# [Instructions to follow]
No images, please. Copy each entry below exactly as it reads.

# [Input]
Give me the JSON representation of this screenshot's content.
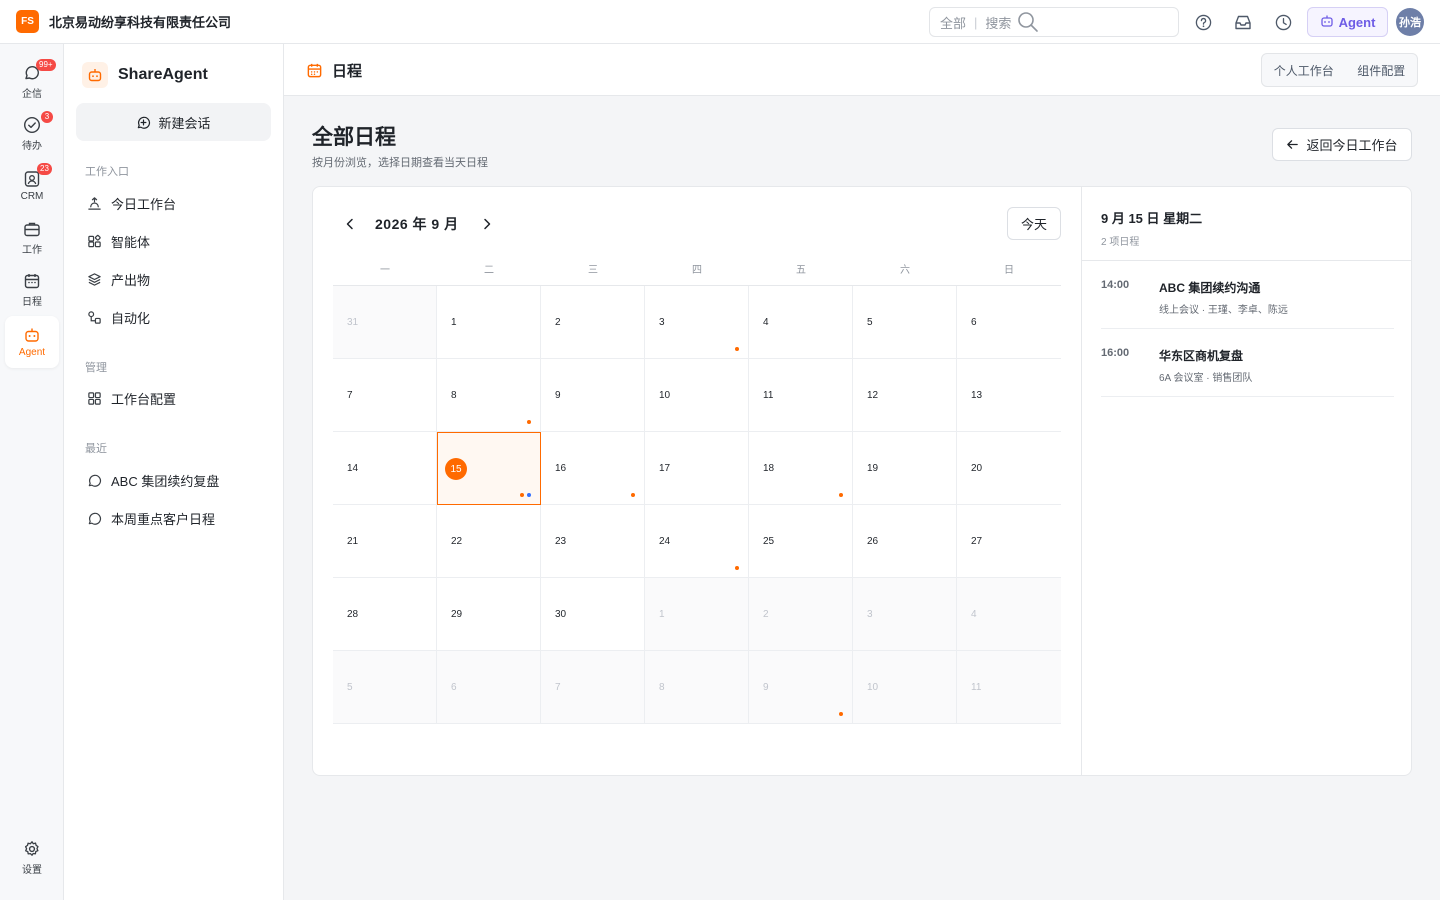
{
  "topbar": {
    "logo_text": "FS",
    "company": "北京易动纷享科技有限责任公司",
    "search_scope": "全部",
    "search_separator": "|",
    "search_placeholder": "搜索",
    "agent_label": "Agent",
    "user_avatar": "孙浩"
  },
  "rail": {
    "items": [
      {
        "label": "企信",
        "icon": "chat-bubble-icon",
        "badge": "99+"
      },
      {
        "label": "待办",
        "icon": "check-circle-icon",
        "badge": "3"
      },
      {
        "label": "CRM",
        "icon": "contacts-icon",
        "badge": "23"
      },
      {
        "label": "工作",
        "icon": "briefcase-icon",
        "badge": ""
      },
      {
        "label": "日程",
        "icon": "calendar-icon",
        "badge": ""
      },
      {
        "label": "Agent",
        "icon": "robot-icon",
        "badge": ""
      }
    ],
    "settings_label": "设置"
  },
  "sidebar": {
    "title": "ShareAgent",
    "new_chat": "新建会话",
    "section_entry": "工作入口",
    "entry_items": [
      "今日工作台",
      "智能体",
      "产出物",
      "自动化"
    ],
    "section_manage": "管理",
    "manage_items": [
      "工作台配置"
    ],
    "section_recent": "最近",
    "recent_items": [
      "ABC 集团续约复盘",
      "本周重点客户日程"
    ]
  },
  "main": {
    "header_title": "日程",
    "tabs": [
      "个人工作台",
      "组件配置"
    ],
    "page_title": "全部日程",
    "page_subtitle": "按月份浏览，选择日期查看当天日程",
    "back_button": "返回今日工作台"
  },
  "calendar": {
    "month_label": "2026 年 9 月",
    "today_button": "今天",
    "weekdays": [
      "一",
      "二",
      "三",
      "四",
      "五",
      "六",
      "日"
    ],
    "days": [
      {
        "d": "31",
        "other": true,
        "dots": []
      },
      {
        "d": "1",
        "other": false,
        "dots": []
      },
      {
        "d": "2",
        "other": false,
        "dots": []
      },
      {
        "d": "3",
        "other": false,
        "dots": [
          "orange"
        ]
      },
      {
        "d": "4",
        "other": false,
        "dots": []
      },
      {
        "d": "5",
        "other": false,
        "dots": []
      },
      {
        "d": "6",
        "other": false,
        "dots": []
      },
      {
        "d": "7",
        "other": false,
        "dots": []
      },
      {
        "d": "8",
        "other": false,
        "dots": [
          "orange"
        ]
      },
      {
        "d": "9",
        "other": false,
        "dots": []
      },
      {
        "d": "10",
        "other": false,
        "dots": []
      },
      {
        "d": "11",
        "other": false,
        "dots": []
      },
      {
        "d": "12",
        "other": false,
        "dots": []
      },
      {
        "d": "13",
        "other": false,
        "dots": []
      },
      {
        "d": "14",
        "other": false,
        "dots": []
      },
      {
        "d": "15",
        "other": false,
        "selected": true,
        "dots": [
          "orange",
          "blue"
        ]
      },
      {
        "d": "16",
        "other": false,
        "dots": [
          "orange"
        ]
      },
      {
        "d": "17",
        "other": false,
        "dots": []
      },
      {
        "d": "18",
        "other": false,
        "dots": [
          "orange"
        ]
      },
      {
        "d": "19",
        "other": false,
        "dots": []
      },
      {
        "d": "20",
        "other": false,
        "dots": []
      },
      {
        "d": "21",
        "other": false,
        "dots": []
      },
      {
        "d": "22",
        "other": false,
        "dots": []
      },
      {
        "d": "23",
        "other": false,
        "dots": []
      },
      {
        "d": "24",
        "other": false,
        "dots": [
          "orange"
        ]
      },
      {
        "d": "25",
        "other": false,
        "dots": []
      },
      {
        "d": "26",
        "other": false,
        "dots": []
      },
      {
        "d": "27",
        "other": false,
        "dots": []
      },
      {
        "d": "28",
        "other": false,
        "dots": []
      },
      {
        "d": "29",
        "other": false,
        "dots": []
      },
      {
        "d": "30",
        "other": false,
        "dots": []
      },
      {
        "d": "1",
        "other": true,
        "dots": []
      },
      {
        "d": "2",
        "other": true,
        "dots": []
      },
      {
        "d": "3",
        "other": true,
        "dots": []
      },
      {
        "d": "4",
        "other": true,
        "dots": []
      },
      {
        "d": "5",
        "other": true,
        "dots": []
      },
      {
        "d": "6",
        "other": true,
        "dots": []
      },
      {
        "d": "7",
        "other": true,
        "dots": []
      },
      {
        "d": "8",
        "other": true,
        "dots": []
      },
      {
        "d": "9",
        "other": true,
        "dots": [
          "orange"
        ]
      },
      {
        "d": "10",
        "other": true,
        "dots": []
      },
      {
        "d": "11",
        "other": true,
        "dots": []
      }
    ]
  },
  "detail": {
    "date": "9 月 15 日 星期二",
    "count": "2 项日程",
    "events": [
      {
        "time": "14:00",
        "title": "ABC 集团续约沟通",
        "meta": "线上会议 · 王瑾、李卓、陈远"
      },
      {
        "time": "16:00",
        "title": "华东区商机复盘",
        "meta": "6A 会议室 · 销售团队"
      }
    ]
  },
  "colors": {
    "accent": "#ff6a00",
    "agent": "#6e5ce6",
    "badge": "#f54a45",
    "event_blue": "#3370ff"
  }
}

# [Result for this task]
Give me the JSON representation of this screenshot's content.
{
  "topbar": {
    "logo_text": "FS",
    "company": "北京易动纷享科技有限责任公司",
    "search_scope": "全部",
    "search_separator": "|",
    "search_placeholder": "搜索",
    "agent_label": "Agent",
    "user_avatar": "孙浩"
  },
  "rail": {
    "items": [
      {
        "label": "企信",
        "icon": "chat-bubble-icon",
        "badge": "99+"
      },
      {
        "label": "待办",
        "icon": "check-circle-icon",
        "badge": "3"
      },
      {
        "label": "CRM",
        "icon": "contacts-icon",
        "badge": "23"
      },
      {
        "label": "工作",
        "icon": "briefcase-icon",
        "badge": ""
      },
      {
        "label": "日程",
        "icon": "calendar-icon",
        "badge": ""
      },
      {
        "label": "Agent",
        "icon": "robot-icon",
        "badge": ""
      }
    ],
    "settings_label": "设置"
  },
  "sidebar": {
    "title": "ShareAgent",
    "new_chat": "新建会话",
    "section_entry": "工作入口",
    "entry_items": [
      "今日工作台",
      "智能体",
      "产出物",
      "自动化"
    ],
    "section_manage": "管理",
    "manage_items": [
      "工作台配置"
    ],
    "section_recent": "最近",
    "recent_items": [
      "ABC 集团续约复盘",
      "本周重点客户日程"
    ]
  },
  "main": {
    "header_title": "日程",
    "tabs": [
      "个人工作台",
      "组件配置"
    ],
    "page_title": "全部日程",
    "page_subtitle": "按月份浏览，选择日期查看当天日程",
    "back_button": "返回今日工作台"
  },
  "calendar": {
    "month_label": "2026 年 9 月",
    "today_button": "今天",
    "weekdays": [
      "一",
      "二",
      "三",
      "四",
      "五",
      "六",
      "日"
    ],
    "days": [
      {
        "d": "31",
        "other": true,
        "dots": []
      },
      {
        "d": "1",
        "other": false,
        "dots": []
      },
      {
        "d": "2",
        "other": false,
        "dots": []
      },
      {
        "d": "3",
        "other": false,
        "dots": [
          "orange"
        ]
      },
      {
        "d": "4",
        "other": false,
        "dots": []
      },
      {
        "d": "5",
        "other": false,
        "dots": []
      },
      {
        "d": "6",
        "other": false,
        "dots": []
      },
      {
        "d": "7",
        "other": false,
        "dots": []
      },
      {
        "d": "8",
        "other": false,
        "dots": [
          "orange"
        ]
      },
      {
        "d": "9",
        "other": false,
        "dots": []
      },
      {
        "d": "10",
        "other": false,
        "dots": []
      },
      {
        "d": "11",
        "other": false,
        "dots": []
      },
      {
        "d": "12",
        "other": false,
        "dots": []
      },
      {
        "d": "13",
        "other": false,
        "dots": []
      },
      {
        "d": "14",
        "other": false,
        "dots": []
      },
      {
        "d": "15",
        "other": false,
        "selected": true,
        "dots": [
          "orange",
          "blue"
        ]
      },
      {
        "d": "16",
        "other": false,
        "dots": [
          "orange"
        ]
      },
      {
        "d": "17",
        "other": false,
        "dots": []
      },
      {
        "d": "18",
        "other": false,
        "dots": [
          "orange"
        ]
      },
      {
        "d": "19",
        "other": false,
        "dots": []
      },
      {
        "d": "20",
        "other": false,
        "dots": []
      },
      {
        "d": "21",
        "other": false,
        "dots": []
      },
      {
        "d": "22",
        "other": false,
        "dots": []
      },
      {
        "d": "23",
        "other": false,
        "dots": []
      },
      {
        "d": "24",
        "other": false,
        "dots": [
          "orange"
        ]
      },
      {
        "d": "25",
        "other": false,
        "dots": []
      },
      {
        "d": "26",
        "other": false,
        "dots": []
      },
      {
        "d": "27",
        "other": false,
        "dots": []
      },
      {
        "d": "28",
        "other": false,
        "dots": []
      },
      {
        "d": "29",
        "other": false,
        "dots": []
      },
      {
        "d": "30",
        "other": false,
        "dots": []
      },
      {
        "d": "1",
        "other": true,
        "dots": []
      },
      {
        "d": "2",
        "other": true,
        "dots": []
      },
      {
        "d": "3",
        "other": true,
        "dots": []
      },
      {
        "d": "4",
        "other": true,
        "dots": []
      },
      {
        "d": "5",
        "other": true,
        "dots": []
      },
      {
        "d": "6",
        "other": true,
        "dots": []
      },
      {
        "d": "7",
        "other": true,
        "dots": []
      },
      {
        "d": "8",
        "other": true,
        "dots": []
      },
      {
        "d": "9",
        "other": true,
        "dots": [
          "orange"
        ]
      },
      {
        "d": "10",
        "other": true,
        "dots": []
      },
      {
        "d": "11",
        "other": true,
        "dots": []
      }
    ]
  },
  "detail": {
    "date": "9 月 15 日 星期二",
    "count": "2 项日程",
    "events": [
      {
        "time": "14:00",
        "title": "ABC 集团续约沟通",
        "meta": "线上会议 · 王瑾、李卓、陈远"
      },
      {
        "time": "16:00",
        "title": "华东区商机复盘",
        "meta": "6A 会议室 · 销售团队"
      }
    ]
  },
  "colors": {
    "accent": "#ff6a00",
    "agent": "#6e5ce6",
    "badge": "#f54a45",
    "event_blue": "#3370ff"
  }
}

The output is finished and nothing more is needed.